━━━ DATA SHOWN ━━━

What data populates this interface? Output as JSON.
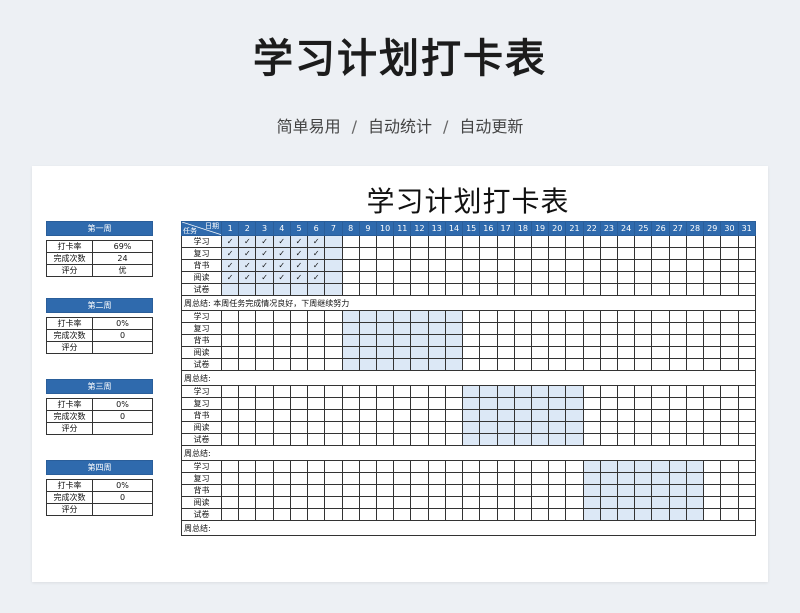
{
  "header": {
    "title": "学习计划打卡表",
    "subtitle_items": [
      "简单易用",
      "自动统计",
      "自动更新"
    ],
    "separator": "/"
  },
  "sheet": {
    "title": "学习计划打卡表",
    "corner_date_label": "日期",
    "corner_task_label": "任务",
    "days": [
      "1",
      "2",
      "3",
      "4",
      "5",
      "6",
      "7",
      "8",
      "9",
      "10",
      "11",
      "12",
      "13",
      "14",
      "15",
      "16",
      "17",
      "18",
      "19",
      "20",
      "21",
      "22",
      "23",
      "24",
      "25",
      "26",
      "27",
      "28",
      "29",
      "30",
      "31"
    ],
    "tasks": [
      "学习",
      "复习",
      "背书",
      "阅读",
      "试卷"
    ],
    "check_mark": "✓",
    "summary_label": "周总结:",
    "weeks": [
      {
        "name": "第一周",
        "highlight_days": [
          1,
          2,
          3,
          4,
          5,
          6,
          7
        ],
        "checked": [
          [
            1,
            2,
            3,
            4,
            5,
            6
          ],
          [
            1,
            2,
            3,
            4,
            5,
            6
          ],
          [
            1,
            2,
            3,
            4,
            5,
            6
          ],
          [
            1,
            2,
            3,
            4,
            5,
            6
          ],
          []
        ],
        "summary": "本周任务完成情况良好，下周继续努力",
        "stats": {
          "rate_label": "打卡率",
          "rate": "69%",
          "count_label": "完成次数",
          "count": "24",
          "score_label": "评分",
          "score": "优"
        }
      },
      {
        "name": "第二周",
        "highlight_days": [
          8,
          9,
          10,
          11,
          12,
          13,
          14
        ],
        "checked": [
          [],
          [],
          [],
          [],
          []
        ],
        "summary": "",
        "stats": {
          "rate_label": "打卡率",
          "rate": "0%",
          "count_label": "完成次数",
          "count": "0",
          "score_label": "评分",
          "score": ""
        }
      },
      {
        "name": "第三周",
        "highlight_days": [
          15,
          16,
          17,
          18,
          19,
          20,
          21
        ],
        "checked": [
          [],
          [],
          [],
          [],
          []
        ],
        "summary": "",
        "stats": {
          "rate_label": "打卡率",
          "rate": "0%",
          "count_label": "完成次数",
          "count": "0",
          "score_label": "评分",
          "score": ""
        }
      },
      {
        "name": "第四周",
        "highlight_days": [
          22,
          23,
          24,
          25,
          26,
          27,
          28
        ],
        "checked": [
          [],
          [],
          [],
          [],
          []
        ],
        "summary": "",
        "stats": {
          "rate_label": "打卡率",
          "rate": "0%",
          "count_label": "完成次数",
          "count": "0",
          "score_label": "评分",
          "score": ""
        }
      }
    ]
  },
  "colors": {
    "header_blue": "#2f6aad",
    "highlight": "#dce8f6",
    "background": "#edf0f4"
  }
}
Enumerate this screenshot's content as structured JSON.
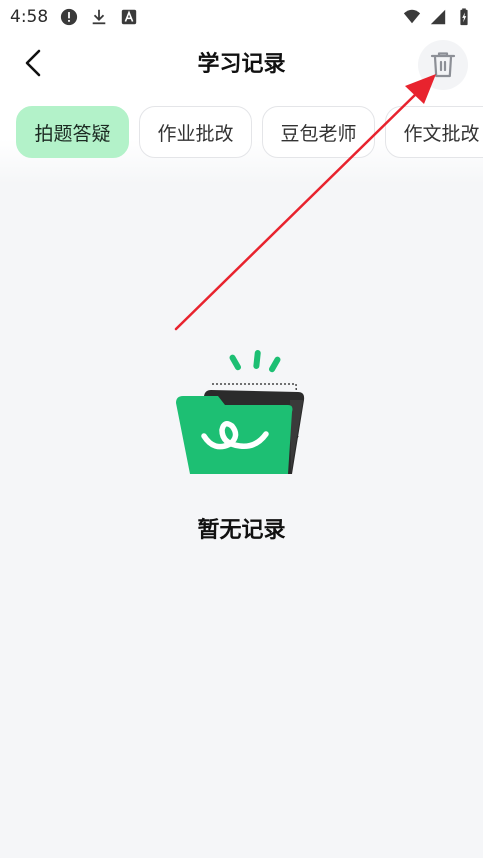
{
  "status_bar": {
    "time": "4:58",
    "icons": [
      "alert-icon",
      "download-icon",
      "font-icon",
      "wifi-icon",
      "signal-icon",
      "battery-icon"
    ]
  },
  "header": {
    "title": "学习记录",
    "back_icon": "chevron-left-icon",
    "delete_icon": "trash-icon"
  },
  "tabs": [
    {
      "label": "拍题答疑",
      "active": true
    },
    {
      "label": "作业批改",
      "active": false
    },
    {
      "label": "豆包老师",
      "active": false
    },
    {
      "label": "作文批改",
      "active": false
    }
  ],
  "empty_state": {
    "text": "暂无记录",
    "icon": "empty-folder-icon"
  },
  "colors": {
    "accent_green": "#1dbf73",
    "active_tab_bg": "#b3f2c9",
    "annotation_arrow": "#e8232e"
  }
}
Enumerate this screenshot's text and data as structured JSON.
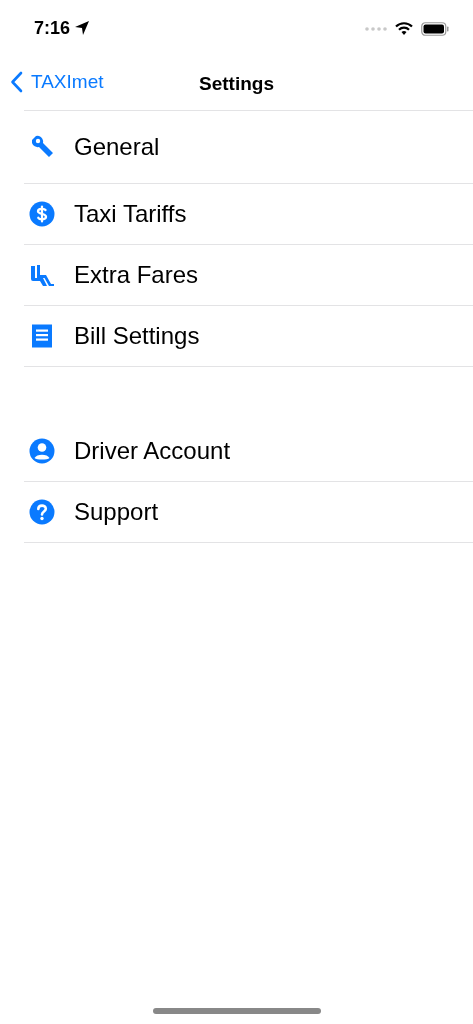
{
  "status_bar": {
    "time": "7:16"
  },
  "nav": {
    "back": "TAXImet",
    "title": "Settings"
  },
  "sections": [
    {
      "items": [
        {
          "label": "General"
        },
        {
          "label": "Taxi Tariffs"
        },
        {
          "label": "Extra Fares"
        },
        {
          "label": "Bill Settings"
        }
      ]
    },
    {
      "items": [
        {
          "label": "Driver Account"
        },
        {
          "label": "Support"
        }
      ]
    }
  ]
}
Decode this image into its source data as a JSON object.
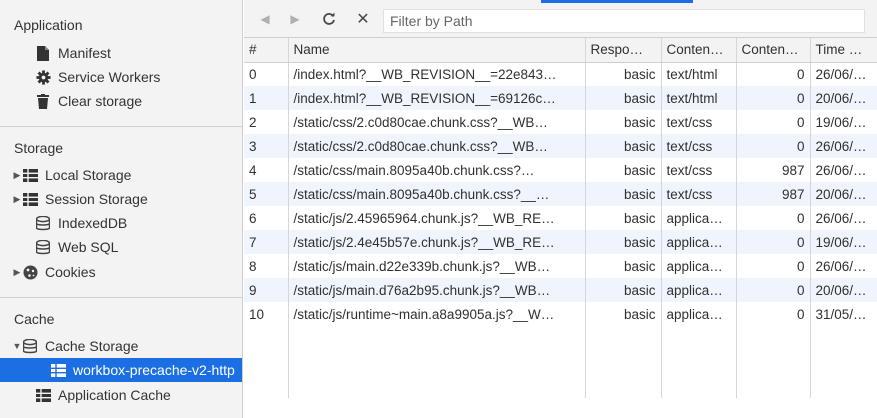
{
  "sidebar": {
    "application": {
      "title": "Application",
      "items": [
        {
          "label": "Manifest",
          "icon": "document-icon"
        },
        {
          "label": "Service Workers",
          "icon": "gear-icon"
        },
        {
          "label": "Clear storage",
          "icon": "trash-icon"
        }
      ]
    },
    "storage": {
      "title": "Storage",
      "items": [
        {
          "label": "Local Storage",
          "icon": "grid-icon",
          "expandable": true
        },
        {
          "label": "Session Storage",
          "icon": "grid-icon",
          "expandable": true
        },
        {
          "label": "IndexedDB",
          "icon": "database-icon",
          "expandable": false
        },
        {
          "label": "Web SQL",
          "icon": "database-icon",
          "expandable": false
        },
        {
          "label": "Cookies",
          "icon": "cookie-icon",
          "expandable": true
        }
      ]
    },
    "cache": {
      "title": "Cache",
      "items": [
        {
          "label": "Cache Storage",
          "icon": "database-icon",
          "expanded": true
        },
        {
          "label": "workbox-precache-v2-http",
          "icon": "grid-icon",
          "selected": true
        },
        {
          "label": "Application Cache",
          "icon": "grid-icon"
        }
      ]
    }
  },
  "toolbar": {
    "back_icon": "◀",
    "forward_icon": "▶",
    "refresh_icon": "C",
    "clear_icon": "✕",
    "filter_placeholder": "Filter by Path"
  },
  "table": {
    "columns": [
      "#",
      "Name",
      "Respo…",
      "Conten…",
      "Conten…",
      "Time C…"
    ],
    "rows": [
      [
        "0",
        "/index.html?__WB_REVISION__=22e843…",
        "basic",
        "text/html",
        "0",
        "26/06/…"
      ],
      [
        "1",
        "/index.html?__WB_REVISION__=69126c…",
        "basic",
        "text/html",
        "0",
        "20/06/…"
      ],
      [
        "2",
        "/static/css/2.c0d80cae.chunk.css?__WB…",
        "basic",
        "text/css",
        "0",
        "19/06/…"
      ],
      [
        "3",
        "/static/css/2.c0d80cae.chunk.css?__WB…",
        "basic",
        "text/css",
        "0",
        "26/06/…"
      ],
      [
        "4",
        "/static/css/main.8095a40b.chunk.css?…",
        "basic",
        "text/css",
        "987",
        "26/06/…"
      ],
      [
        "5",
        "/static/css/main.8095a40b.chunk.css?__…",
        "basic",
        "text/css",
        "987",
        "20/06/…"
      ],
      [
        "6",
        "/static/js/2.45965964.chunk.js?__WB_RE…",
        "basic",
        "applica…",
        "0",
        "26/06/…"
      ],
      [
        "7",
        "/static/js/2.4e45b57e.chunk.js?__WB_RE…",
        "basic",
        "applica…",
        "0",
        "19/06/…"
      ],
      [
        "8",
        "/static/js/main.d22e339b.chunk.js?__WB…",
        "basic",
        "applica…",
        "0",
        "26/06/…"
      ],
      [
        "9",
        "/static/js/main.d76a2b95.chunk.js?__WB…",
        "basic",
        "applica…",
        "0",
        "20/06/…"
      ],
      [
        "10",
        "/static/js/runtime~main.a8a9905a.js?__W…",
        "basic",
        "applica…",
        "0",
        "31/05/…"
      ]
    ]
  },
  "colors": {
    "selection": "#1b6fe3",
    "alt_row": "#f0f5fd",
    "panel_bg": "#f3f3f3"
  }
}
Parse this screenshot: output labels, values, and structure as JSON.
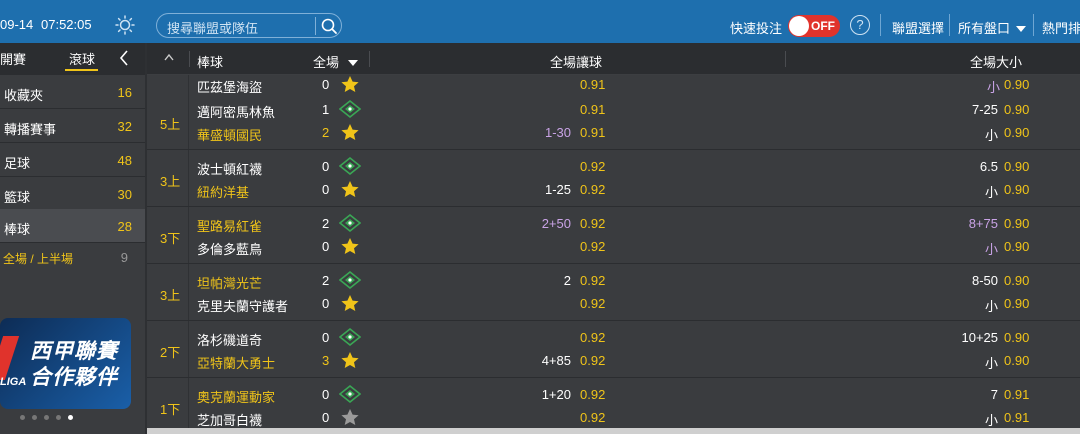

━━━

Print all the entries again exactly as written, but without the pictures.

What data populates this interface? Output as JSON.
{
  "header": {
    "title": "学习计划打卡表",
    "subtitle_items": [
      "简单易用",
      "自动统计",
      "自动更新"
    ],
    "separator": "/"
  },
  "sheet": {
    "title": "学习计划打卡表",
    "corner_date_label": "日期",
    "corner_task_label": "任务",
    "days": [
      "1",
      "2",
      "3",
      "4",
      "5",
      "6",
      "7",
      "8",
      "9",
      "10",
      "11",
      "12",
      "13",
      "14",
      "15",
      "16",
      "17",
      "18",
      "19",
      "20",
      "21",
      "22",
      "23",
      "24",
      "25",
      "26",
      "27",
      "28",
      "29",
      "30",
      "31"
    ],
    "tasks": [
      "学习",
      "复习",
      "背书",
      "阅读",
      "试卷"
    ],
    "check_mark": "✓",
    "summary_label": "周总结:",
    "weeks": [
      {
        "name": "第一周",
        "highlight_days": [
          1,
          2,
          3,
          4,
          5,
          6,
          7
        ],
        "checked": [
          [
            1,
            2,
            3,
            4,
            5,
            6
          ],
          [
            1,
            2,
            3,
            4,
            5,
            6
          ],
          [
            1,
            2,
            3,
            4,
            5,
            6
          ],
          [
            1,
            2,
            3,
            4,
            5,
            6
          ],
          []
        ],
        "summary": "本周任务完成情况良好，下周继续努力",
        "stats": {
          "rate_label": "打卡率",
          "rate": "69%",
          "count_label": "完成次数",
          "count": "24",
          "score_label": "评分",
          "score": "优"
        }
      },
      {
        "name": "第二周",
        "highlight_days": [
          8,
          9,
          10,
          11,
          12,
          13,
          14
        ],
        "checked": [
          [],
          [],
          [],
          [],
          []
        ],
        "summary": "",
        "stats": {
          "rate_label": "打卡率",
          "rate": "0%",
          "count_label": "完成次数",
          "count": "0",
          "score_label": "评分",
          "score": ""
        }
      },
      {
        "name": "第三周",
        "highlight_days": [
          15,
          16,
          17,
          18,
          19,
          20,
          21
        ],
        "checked": [
          [],
          [],
          [],
          [],
          []
        ],
        "summary": "",
        "stats": {
          "rate_label": "打卡率",
          "rate": "0%",
          "count_label": "完成次数",
          "count": "0",
          "score_label": "评分",
          "score": ""
        }
      },
      {
        "name": "第四周",
        "highlight_days": [
          22,
          23,
          24,
          25,
          26,
          27,
          28
        ],
        "checked": [
          [],
          [],
          [],
          [],
          []
        ],
        "summary": "",
        "stats": {
          "rate_label": "打卡率",
          "rate": "0%",
          "count_label": "完成次数",
          "count": "0",
          "score_label": "评分",
          "score": ""
        }
      }
    ]
  },
  "colors": {
    "header_blue": "#2f6aad",
    "highlight": "#dce8f6",
    "background": "#edf0f4"
  }
}
Enumerate this screenshot's content as structured JSON.
{
  "status_bar": {
    "time": "4:58",
    "icons": [
      "alert-icon",
      "download-icon",
      "font-icon",
      "wifi-icon",
      "signal-icon",
      "battery-icon"
    ]
  },
  "header": {
    "title": "学习记录",
    "back_icon": "chevron-left-icon",
    "delete_icon": "trash-icon"
  },
  "tabs": [
    {
      "label": "拍题答疑",
      "active": true
    },
    {
      "label": "作业批改",
      "active": false
    },
    {
      "label": "豆包老师",
      "active": false
    },
    {
      "label": "作文批改",
      "active": false
    }
  ],
  "empty_state": {
    "text": "暂无记录",
    "icon": "empty-folder-icon"
  },
  "colors": {
    "accent_green": "#1dbf73",
    "active_tab_bg": "#b3f2c9",
    "annotation_arrow": "#e8232e"
  }
}
Enumerate this screenshot's text and data as structured JSON.
{
  "status_bar": {
    "time": "7:16"
  },
  "nav": {
    "back": "TAXImet",
    "title": "Settings"
  },
  "sections": [
    {
      "items": [
        {
          "label": "General"
        },
        {
          "label": "Taxi Tariffs"
        },
        {
          "label": "Extra Fares"
        },
        {
          "label": "Bill Settings"
        }
      ]
    },
    {
      "items": [
        {
          "label": "Driver Account"
        },
        {
          "label": "Support"
        }
      ]
    }
  ]
}
Decode this image into its source data as a JSON object.
{
  "sidebar": {
    "application": {
      "title": "Application",
      "items": [
        {
          "label": "Manifest",
          "icon": "document-icon"
        },
        {
          "label": "Service Workers",
          "icon": "gear-icon"
        },
        {
          "label": "Clear storage",
          "icon": "trash-icon"
        }
      ]
    },
    "storage": {
      "title": "Storage",
      "items": [
        {
          "label": "Local Storage",
          "icon": "grid-icon",
          "expandable": true
        },
        {
          "label": "Session Storage",
          "icon": "grid-icon",
          "expandable": true
        },
        {
          "label": "IndexedDB",
          "icon": "database-icon",
          "expandable": false
        },
        {
          "label": "Web SQL",
          "icon": "database-icon",
          "expandable": false
        },
        {
          "label": "Cookies",
          "icon": "cookie-icon",
          "expandable": true
        }
      ]
    },
    "cache": {
      "title": "Cache",
      "items": [
        {
          "label": "Cache Storage",
          "icon": "database-icon",
          "expanded": true
        },
        {
          "label": "workbox-precache-v2-http",
          "icon": "grid-icon",
          "selected": true
        },
        {
          "label": "Application Cache",
          "icon": "grid-icon"
        }
      ]
    }
  },
  "toolbar": {
    "back_icon": "◀",
    "forward_icon": "▶",
    "refresh_icon": "C",
    "clear_icon": "✕",
    "filter_placeholder": "Filter by Path"
  },
  "table": {
    "columns": [
      "#",
      "Name",
      "Respo…",
      "Conten…",
      "Conten…",
      "Time C…"
    ],
    "rows": [
      [
        "0",
        "/index.html?__WB_REVISION__=22e843…",
        "basic",
        "text/html",
        "0",
        "26/06/…"
      ],
      [
        "1",
        "/index.html?__WB_REVISION__=69126c…",
        "basic",
        "text/html",
        "0",
        "20/06/…"
      ],
      [
        "2",
        "/static/css/2.c0d80cae.chunk.css?__WB…",
        "basic",
        "text/css",
        "0",
        "19/06/…"
      ],
      [
        "3",
        "/static/css/2.c0d80cae.chunk.css?__WB…",
        "basic",
        "text/css",
        "0",
        "26/06/…"
      ],
      [
        "4",
        "/static/css/main.8095a40b.chunk.css?…",
        "basic",
        "text/css",
        "987",
        "26/06/…"
      ],
      [
        "5",
        "/static/css/main.8095a40b.chunk.css?__…",
        "basic",
        "text/css",
        "987",
        "20/06/…"
      ],
      [
        "6",
        "/static/js/2.45965964.chunk.js?__WB_RE…",
        "basic",
        "applica…",
        "0",
        "26/06/…"
      ],
      [
        "7",
        "/static/js/2.4e45b57e.chunk.js?__WB_RE…",
        "basic",
        "applica…",
        "0",
        "19/06/…"
      ],
      [
        "8",
        "/static/js/main.d22e339b.chunk.js?__WB…",
        "basic",
        "applica…",
        "0",
        "26/06/…"
      ],
      [
        "9",
        "/static/js/main.d76a2b95.chunk.js?__WB…",
        "basic",
        "applica…",
        "0",
        "20/06/…"
      ],
      [
        "10",
        "/static/js/runtime~main.a8a9905a.js?__W…",
        "basic",
        "applica…",
        "0",
        "31/05/…"
      ]
    ]
  },
  "colors": {
    "selection": "#1b6fe3",
    "alt_row": "#f0f5fd",
    "panel_bg": "#f3f3f3"
  }
}
Parse this screenshot: output labels, values, and structure as JSON.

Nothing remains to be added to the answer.